A single number is the required answer: the count of lines in the listing below that hold the string "content".

--------------------------------

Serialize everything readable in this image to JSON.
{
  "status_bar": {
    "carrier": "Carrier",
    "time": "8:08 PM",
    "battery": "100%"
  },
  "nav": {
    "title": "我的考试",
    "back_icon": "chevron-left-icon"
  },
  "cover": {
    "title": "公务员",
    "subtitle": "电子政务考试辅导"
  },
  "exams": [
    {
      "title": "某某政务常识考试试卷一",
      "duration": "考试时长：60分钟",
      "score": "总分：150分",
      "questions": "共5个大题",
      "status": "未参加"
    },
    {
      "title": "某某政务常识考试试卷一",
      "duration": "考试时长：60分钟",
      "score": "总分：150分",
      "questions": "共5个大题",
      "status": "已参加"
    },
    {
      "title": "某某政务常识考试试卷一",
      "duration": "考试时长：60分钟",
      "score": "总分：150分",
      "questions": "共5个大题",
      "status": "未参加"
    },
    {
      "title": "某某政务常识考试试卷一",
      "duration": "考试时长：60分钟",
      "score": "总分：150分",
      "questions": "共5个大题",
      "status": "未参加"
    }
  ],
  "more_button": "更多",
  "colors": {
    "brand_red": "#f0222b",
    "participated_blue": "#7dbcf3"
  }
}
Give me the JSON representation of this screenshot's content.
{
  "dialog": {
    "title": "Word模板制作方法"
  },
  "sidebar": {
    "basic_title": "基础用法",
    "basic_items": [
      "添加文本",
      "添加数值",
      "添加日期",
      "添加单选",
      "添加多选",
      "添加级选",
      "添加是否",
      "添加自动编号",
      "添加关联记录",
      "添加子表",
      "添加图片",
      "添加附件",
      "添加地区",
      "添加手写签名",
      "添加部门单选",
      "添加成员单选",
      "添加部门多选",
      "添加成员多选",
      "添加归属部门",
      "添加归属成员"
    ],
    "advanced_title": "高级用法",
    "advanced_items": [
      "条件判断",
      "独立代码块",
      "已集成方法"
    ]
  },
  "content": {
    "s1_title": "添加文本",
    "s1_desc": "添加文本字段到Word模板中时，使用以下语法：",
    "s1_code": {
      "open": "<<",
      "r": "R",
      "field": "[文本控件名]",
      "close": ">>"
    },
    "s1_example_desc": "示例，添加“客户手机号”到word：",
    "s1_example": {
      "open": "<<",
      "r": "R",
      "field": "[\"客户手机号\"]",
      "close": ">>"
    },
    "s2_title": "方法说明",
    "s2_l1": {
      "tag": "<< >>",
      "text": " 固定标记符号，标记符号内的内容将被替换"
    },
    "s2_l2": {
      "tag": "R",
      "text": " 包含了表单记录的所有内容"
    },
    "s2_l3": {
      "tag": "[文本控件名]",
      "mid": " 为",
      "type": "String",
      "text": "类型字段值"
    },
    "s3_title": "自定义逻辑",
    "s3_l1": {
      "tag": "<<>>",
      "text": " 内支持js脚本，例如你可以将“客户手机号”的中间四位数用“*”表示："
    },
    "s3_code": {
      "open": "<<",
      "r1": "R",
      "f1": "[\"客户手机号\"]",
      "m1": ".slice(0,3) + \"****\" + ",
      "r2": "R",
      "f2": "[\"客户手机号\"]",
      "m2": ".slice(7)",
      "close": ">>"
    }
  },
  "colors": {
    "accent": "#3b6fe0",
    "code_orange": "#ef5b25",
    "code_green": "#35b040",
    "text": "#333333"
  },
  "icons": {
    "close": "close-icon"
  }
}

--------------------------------

[Result for this task]: 2